Directions >> The full listing is to be returned exactly as given, but without pictures.

Dataset records >>
-=-=-=-=-

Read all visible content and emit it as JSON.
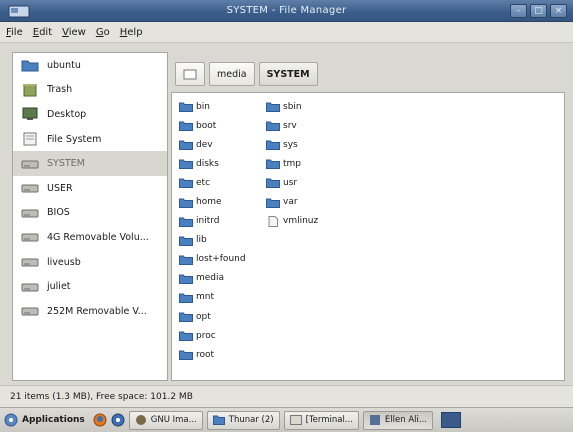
{
  "window": {
    "title": "SYSTEM - File Manager"
  },
  "menubar": {
    "items": [
      "File",
      "Edit",
      "View",
      "Go",
      "Help"
    ]
  },
  "sidebar": {
    "items": [
      {
        "label": "ubuntu",
        "icon": "folder-icon"
      },
      {
        "label": "Trash",
        "icon": "trash-icon"
      },
      {
        "label": "Desktop",
        "icon": "desktop-icon"
      },
      {
        "label": "File System",
        "icon": "filesystem-icon"
      },
      {
        "label": "SYSTEM",
        "icon": "drive-icon",
        "active": true
      },
      {
        "label": "USER",
        "icon": "drive-icon"
      },
      {
        "label": "BIOS",
        "icon": "drive-icon"
      },
      {
        "label": "4G Removable Volu...",
        "icon": "drive-icon"
      },
      {
        "label": "liveusb",
        "icon": "drive-icon"
      },
      {
        "label": "juliet",
        "icon": "drive-icon"
      },
      {
        "label": "252M Removable V...",
        "icon": "drive-icon"
      }
    ]
  },
  "pathbar": {
    "items": [
      "media",
      "SYSTEM"
    ]
  },
  "files": {
    "col1": [
      "bin",
      "boot",
      "dev",
      "disks",
      "etc",
      "home",
      "initrd",
      "lib",
      "lost+found",
      "media",
      "mnt",
      "opt",
      "proc",
      "root"
    ],
    "col2": [
      "sbin",
      "srv",
      "sys",
      "tmp",
      "usr",
      "var",
      "vmlinuz"
    ]
  },
  "status": {
    "text": "21 items (1.3 MB), Free space: 101.2 MB"
  },
  "taskbar": {
    "applications_label": "Applications",
    "tasks": [
      "GNU Ima...",
      "Thunar (2)",
      "[Terminal...",
      "Ellen Ali..."
    ]
  },
  "colors": {
    "titlebar": "#3d5f8c",
    "folder": "#4a7fc0",
    "selection": "#d8d6d0"
  }
}
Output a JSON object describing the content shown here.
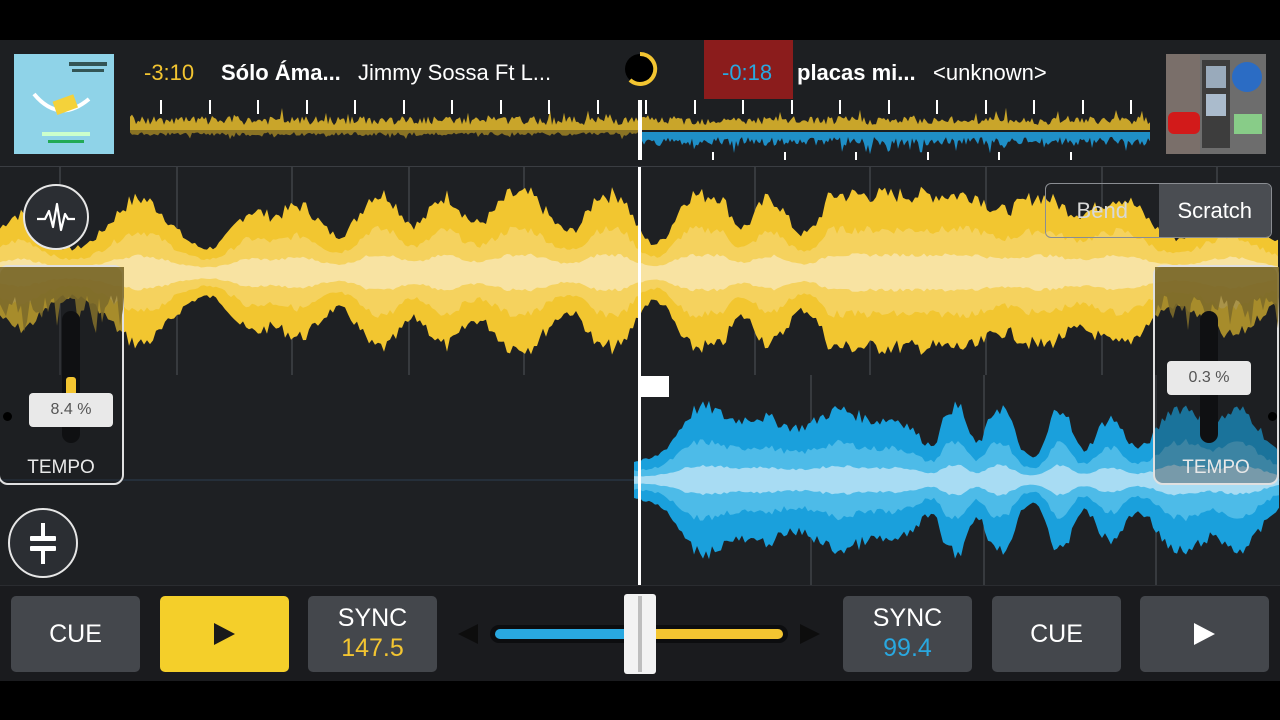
{
  "deckA": {
    "remaining_time": "-3:10",
    "title": "Sólo Áma...",
    "artist": "Jimmy Sossa Ft L...",
    "tempo_value": "8.4 %",
    "tempo_label": "TEMPO",
    "cue_label": "CUE",
    "sync_label": "SYNC",
    "bpm": "147.5",
    "color": "#f3c531"
  },
  "deckB": {
    "remaining_time": "-0:18",
    "title": "placas mi...",
    "artist": "<unknown>",
    "tempo_value": "0.3 %",
    "tempo_label": "TEMPO",
    "cue_label": "CUE",
    "sync_label": "SYNC",
    "bpm": "99.4",
    "color": "#29a8e0"
  },
  "mode_toggle": {
    "options": [
      "Bend",
      "Scratch"
    ],
    "active": "Scratch"
  },
  "crossfader": {
    "position": 0.5
  },
  "icons": {
    "waveform_toggle": "waveform-icon",
    "eq_toggle": "equalizer-icon",
    "play": "play-icon",
    "nudge_left": "arrow-left-icon",
    "nudge_right": "arrow-right-icon"
  }
}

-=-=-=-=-

Completed task >>
Read all visible content and emit it as JSON.
{
  "window": {
    "title": "SYSTEM - File Manager"
  },
  "menubar": {
    "items": [
      "File",
      "Edit",
      "View",
      "Go",
      "Help"
    ]
  },
  "sidebar": {
    "items": [
      {
        "label": "ubuntu",
        "icon": "folder-icon"
      },
      {
        "label": "Trash",
        "icon": "trash-icon"
      },
      {
        "label": "Desktop",
        "icon": "desktop-icon"
      },
      {
        "label": "File System",
        "icon": "filesystem-icon"
      },
      {
        "label": "SYSTEM",
        "icon": "drive-icon",
        "active": true
      },
      {
        "label": "USER",
        "icon": "drive-icon"
      },
      {
        "label": "BIOS",
        "icon": "drive-icon"
      },
      {
        "label": "4G Removable Volu...",
        "icon": "drive-icon"
      },
      {
        "label": "liveusb",
        "icon": "drive-icon"
      },
      {
        "label": "juliet",
        "icon": "drive-icon"
      },
      {
        "label": "252M Removable V...",
        "icon": "drive-icon"
      }
    ]
  },
  "pathbar": {
    "items": [
      "media",
      "SYSTEM"
    ]
  },
  "files": {
    "col1": [
      "bin",
      "boot",
      "dev",
      "disks",
      "etc",
      "home",
      "initrd",
      "lib",
      "lost+found",
      "media",
      "mnt",
      "opt",
      "proc",
      "root"
    ],
    "col2": [
      "sbin",
      "srv",
      "sys",
      "tmp",
      "usr",
      "var",
      "vmlinuz"
    ]
  },
  "status": {
    "text": "21 items (1.3 MB), Free space: 101.2 MB"
  },
  "taskbar": {
    "applications_label": "Applications",
    "tasks": [
      "GNU Ima...",
      "Thunar (2)",
      "[Terminal...",
      "Ellen Ali..."
    ]
  },
  "colors": {
    "titlebar": "#3d5f8c",
    "folder": "#4a7fc0",
    "selection": "#d8d6d0"
  }
}
Output a JSON object describing the content shown here.
{
  "deckA": {
    "remaining_time": "-3:10",
    "title": "Sólo Áma...",
    "artist": "Jimmy Sossa Ft L...",
    "tempo_value": "8.4 %",
    "tempo_label": "TEMPO",
    "cue_label": "CUE",
    "sync_label": "SYNC",
    "bpm": "147.5",
    "color": "#f3c531"
  },
  "deckB": {
    "remaining_time": "-0:18",
    "title": "placas mi...",
    "artist": "<unknown>",
    "tempo_value": "0.3 %",
    "tempo_label": "TEMPO",
    "cue_label": "CUE",
    "sync_label": "SYNC",
    "bpm": "99.4",
    "color": "#29a8e0"
  },
  "mode_toggle": {
    "options": [
      "Bend",
      "Scratch"
    ],
    "active": "Scratch"
  },
  "crossfader": {
    "position": 0.5
  },
  "icons": {
    "waveform_toggle": "waveform-icon",
    "eq_toggle": "equalizer-icon",
    "play": "play-icon",
    "nudge_left": "arrow-left-icon",
    "nudge_right": "arrow-right-icon"
  }
}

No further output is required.